[The task] Search the entries for lines that contain the word "Sprawdzaj", and report each one found.

[App and web page records]
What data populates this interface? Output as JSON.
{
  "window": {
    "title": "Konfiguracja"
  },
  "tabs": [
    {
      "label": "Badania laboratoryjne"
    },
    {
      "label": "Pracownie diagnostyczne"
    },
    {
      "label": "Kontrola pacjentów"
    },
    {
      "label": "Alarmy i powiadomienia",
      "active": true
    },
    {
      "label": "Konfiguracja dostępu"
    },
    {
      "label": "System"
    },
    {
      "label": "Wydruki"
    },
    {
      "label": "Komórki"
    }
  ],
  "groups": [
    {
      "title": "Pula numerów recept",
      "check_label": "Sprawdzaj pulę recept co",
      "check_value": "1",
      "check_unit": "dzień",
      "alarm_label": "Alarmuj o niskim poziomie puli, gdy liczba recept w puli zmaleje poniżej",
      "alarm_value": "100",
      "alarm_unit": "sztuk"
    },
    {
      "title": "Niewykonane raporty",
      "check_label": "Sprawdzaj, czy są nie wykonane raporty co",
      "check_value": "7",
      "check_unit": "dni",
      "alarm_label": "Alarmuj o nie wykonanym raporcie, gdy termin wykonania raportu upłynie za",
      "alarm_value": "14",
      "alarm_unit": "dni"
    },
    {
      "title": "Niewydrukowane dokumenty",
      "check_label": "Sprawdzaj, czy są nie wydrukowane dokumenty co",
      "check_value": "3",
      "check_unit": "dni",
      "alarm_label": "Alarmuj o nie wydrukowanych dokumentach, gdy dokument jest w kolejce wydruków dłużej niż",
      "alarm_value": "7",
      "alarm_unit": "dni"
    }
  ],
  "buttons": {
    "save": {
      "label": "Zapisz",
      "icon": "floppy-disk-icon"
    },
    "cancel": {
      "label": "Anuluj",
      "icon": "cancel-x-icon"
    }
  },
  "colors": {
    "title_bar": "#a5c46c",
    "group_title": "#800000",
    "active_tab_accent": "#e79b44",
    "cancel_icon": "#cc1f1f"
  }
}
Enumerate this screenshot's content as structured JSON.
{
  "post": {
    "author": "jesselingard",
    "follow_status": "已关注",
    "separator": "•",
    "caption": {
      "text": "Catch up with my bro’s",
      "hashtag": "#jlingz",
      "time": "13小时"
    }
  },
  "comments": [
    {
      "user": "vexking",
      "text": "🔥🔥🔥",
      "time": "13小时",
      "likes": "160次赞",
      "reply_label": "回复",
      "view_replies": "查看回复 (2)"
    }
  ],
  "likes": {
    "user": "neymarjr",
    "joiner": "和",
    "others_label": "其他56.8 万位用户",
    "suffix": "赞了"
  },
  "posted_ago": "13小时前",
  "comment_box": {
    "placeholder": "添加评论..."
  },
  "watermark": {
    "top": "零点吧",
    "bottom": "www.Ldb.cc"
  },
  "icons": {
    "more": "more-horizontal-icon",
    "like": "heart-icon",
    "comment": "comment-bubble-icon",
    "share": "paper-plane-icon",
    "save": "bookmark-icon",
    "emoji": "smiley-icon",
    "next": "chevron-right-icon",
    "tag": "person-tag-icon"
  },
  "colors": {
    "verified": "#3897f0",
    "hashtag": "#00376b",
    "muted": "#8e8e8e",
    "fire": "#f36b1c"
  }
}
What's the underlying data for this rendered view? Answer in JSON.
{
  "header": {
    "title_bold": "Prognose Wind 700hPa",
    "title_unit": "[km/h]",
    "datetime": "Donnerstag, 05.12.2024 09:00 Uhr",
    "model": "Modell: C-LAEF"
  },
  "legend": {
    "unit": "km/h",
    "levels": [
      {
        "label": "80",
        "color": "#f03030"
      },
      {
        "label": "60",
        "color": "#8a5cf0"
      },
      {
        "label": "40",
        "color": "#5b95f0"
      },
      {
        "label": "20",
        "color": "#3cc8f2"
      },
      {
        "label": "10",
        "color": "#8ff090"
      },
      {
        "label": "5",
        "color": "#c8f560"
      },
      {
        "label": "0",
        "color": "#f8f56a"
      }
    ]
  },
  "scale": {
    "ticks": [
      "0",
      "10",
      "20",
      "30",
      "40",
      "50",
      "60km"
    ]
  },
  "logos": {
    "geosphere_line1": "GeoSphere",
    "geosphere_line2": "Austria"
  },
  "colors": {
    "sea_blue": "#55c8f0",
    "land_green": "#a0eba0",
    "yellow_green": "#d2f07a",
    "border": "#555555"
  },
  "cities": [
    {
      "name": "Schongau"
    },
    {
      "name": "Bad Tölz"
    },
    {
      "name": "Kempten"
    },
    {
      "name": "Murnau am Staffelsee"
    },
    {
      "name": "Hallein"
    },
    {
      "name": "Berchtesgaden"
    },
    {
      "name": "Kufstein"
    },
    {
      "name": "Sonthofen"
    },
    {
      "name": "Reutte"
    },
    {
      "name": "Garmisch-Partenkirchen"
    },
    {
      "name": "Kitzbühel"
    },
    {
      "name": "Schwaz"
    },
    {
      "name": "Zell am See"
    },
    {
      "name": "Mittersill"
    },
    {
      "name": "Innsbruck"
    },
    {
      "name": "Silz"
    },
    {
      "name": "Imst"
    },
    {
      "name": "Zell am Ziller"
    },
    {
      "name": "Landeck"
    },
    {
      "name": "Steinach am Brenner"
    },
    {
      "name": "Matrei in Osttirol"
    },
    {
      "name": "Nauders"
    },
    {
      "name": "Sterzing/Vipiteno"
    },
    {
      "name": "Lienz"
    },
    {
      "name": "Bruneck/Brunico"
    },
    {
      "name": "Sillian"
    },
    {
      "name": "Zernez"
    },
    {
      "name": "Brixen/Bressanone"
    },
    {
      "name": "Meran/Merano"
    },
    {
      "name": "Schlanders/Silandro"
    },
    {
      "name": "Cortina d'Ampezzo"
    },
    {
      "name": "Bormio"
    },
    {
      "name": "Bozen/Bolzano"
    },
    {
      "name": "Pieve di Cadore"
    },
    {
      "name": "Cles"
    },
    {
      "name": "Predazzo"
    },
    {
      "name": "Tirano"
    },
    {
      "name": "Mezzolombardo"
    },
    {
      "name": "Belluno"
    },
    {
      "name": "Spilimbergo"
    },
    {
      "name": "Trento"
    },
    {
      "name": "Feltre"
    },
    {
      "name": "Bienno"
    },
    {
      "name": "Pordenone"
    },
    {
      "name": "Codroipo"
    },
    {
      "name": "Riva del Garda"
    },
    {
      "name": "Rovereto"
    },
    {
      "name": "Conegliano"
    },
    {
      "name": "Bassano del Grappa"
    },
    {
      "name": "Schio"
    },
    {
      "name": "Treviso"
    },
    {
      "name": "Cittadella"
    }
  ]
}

[Completed task]
      "check_label": "Sprawdzaj pulę recept co",
      "check_label": "Sprawdzaj, czy są nie wykonane raporty co",
      "check_label": "Sprawdzaj, czy są nie wydrukowane dokumenty co",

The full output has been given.